_Task to carry out_
Repeat the listing in full. Nothing may be added or left out.

◇ ◇ ◇

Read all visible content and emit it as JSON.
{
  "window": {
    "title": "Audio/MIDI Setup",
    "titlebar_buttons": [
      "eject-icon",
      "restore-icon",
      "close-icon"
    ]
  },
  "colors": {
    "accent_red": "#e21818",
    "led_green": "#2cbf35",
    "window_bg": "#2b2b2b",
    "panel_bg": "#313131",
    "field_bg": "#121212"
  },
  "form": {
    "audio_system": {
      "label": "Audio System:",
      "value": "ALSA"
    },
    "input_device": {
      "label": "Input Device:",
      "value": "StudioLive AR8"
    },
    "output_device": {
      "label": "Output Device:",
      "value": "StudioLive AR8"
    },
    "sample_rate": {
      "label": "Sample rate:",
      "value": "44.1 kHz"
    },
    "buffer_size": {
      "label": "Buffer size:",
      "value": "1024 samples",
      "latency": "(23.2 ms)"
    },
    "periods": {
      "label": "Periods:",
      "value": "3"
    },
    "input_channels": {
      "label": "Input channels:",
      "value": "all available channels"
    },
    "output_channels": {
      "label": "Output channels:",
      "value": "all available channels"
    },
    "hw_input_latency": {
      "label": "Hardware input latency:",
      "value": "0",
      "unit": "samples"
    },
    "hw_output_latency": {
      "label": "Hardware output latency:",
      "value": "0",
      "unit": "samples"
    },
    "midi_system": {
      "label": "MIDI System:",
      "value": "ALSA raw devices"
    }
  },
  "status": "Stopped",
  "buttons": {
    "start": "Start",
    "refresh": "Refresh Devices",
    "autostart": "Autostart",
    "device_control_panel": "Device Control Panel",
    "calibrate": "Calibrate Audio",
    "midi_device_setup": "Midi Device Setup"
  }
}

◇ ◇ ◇

_Task output_
Read all visible content and emit it as JSON.
{
  "window": {
    "title": "Audio/MIDI Setup",
    "titlebar_buttons": [
      "eject-icon",
      "restore-icon",
      "close-icon"
    ]
  },
  "colors": {
    "accent_red": "#e21818",
    "led_green": "#2cbf35",
    "window_bg": "#2b2b2b",
    "panel_bg": "#313131",
    "field_bg": "#121212"
  },
  "form": {
    "audio_system": {
      "label": "Audio System:",
      "value": "ALSA"
    },
    "input_device": {
      "label": "Input Device:",
      "value": "StudioLive AR8"
    },
    "output_device": {
      "label": "Output Device:",
      "value": "StudioLive AR8"
    },
    "sample_rate": {
      "label": "Sample rate:",
      "value": "44.1 kHz"
    },
    "buffer_size": {
      "label": "Buffer size:",
      "value": "1024 samples",
      "latency": "(23.2 ms)"
    },
    "periods": {
      "label": "Periods:",
      "value": "3"
    },
    "input_channels": {
      "label": "Input channels:",
      "value": "all available channels"
    },
    "output_channels": {
      "label": "Output channels:",
      "value": "all available channels"
    },
    "hw_input_latency": {
      "label": "Hardware input latency:",
      "value": "0",
      "unit": "samples"
    },
    "hw_output_latency": {
      "label": "Hardware output latency:",
      "value": "0",
      "unit": "samples"
    },
    "midi_system": {
      "label": "MIDI System:",
      "value": "ALSA raw devices"
    }
  },
  "status": "Stopped",
  "buttons": {
    "start": "Start",
    "refresh": "Refresh Devices",
    "autostart": "Autostart",
    "device_control_panel": "Device Control Panel",
    "calibrate": "Calibrate Audio",
    "midi_device_setup": "Midi Device Setup"
  }
}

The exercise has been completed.